[Stored items]
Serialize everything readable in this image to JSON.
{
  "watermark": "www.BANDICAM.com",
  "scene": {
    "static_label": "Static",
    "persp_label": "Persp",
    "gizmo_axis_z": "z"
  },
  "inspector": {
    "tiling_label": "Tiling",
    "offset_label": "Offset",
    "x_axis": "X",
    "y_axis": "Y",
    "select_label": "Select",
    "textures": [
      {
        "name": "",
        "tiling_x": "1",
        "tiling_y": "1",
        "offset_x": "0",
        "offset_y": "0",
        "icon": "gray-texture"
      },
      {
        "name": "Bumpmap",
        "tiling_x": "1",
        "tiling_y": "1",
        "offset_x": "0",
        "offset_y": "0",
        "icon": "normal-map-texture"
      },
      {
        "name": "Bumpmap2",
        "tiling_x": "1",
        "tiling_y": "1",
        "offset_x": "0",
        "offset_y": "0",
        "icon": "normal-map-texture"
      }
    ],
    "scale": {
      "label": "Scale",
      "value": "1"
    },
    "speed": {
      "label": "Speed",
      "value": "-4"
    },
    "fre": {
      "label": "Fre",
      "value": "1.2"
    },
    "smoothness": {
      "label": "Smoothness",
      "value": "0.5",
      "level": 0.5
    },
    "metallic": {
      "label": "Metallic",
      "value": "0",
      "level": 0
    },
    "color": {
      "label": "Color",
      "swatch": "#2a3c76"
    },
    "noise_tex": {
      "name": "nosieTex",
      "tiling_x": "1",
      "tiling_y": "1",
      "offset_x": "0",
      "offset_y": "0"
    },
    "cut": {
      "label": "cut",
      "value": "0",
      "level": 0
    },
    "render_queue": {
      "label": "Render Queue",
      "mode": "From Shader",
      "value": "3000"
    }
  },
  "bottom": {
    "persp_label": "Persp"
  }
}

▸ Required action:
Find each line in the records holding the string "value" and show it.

▸ Response area:
      "value": "1"
      "value": "-4"
      "value": "1.2"
      "value": "0.5",
      "value": "0",
      "value": "0",
      "value": "3000"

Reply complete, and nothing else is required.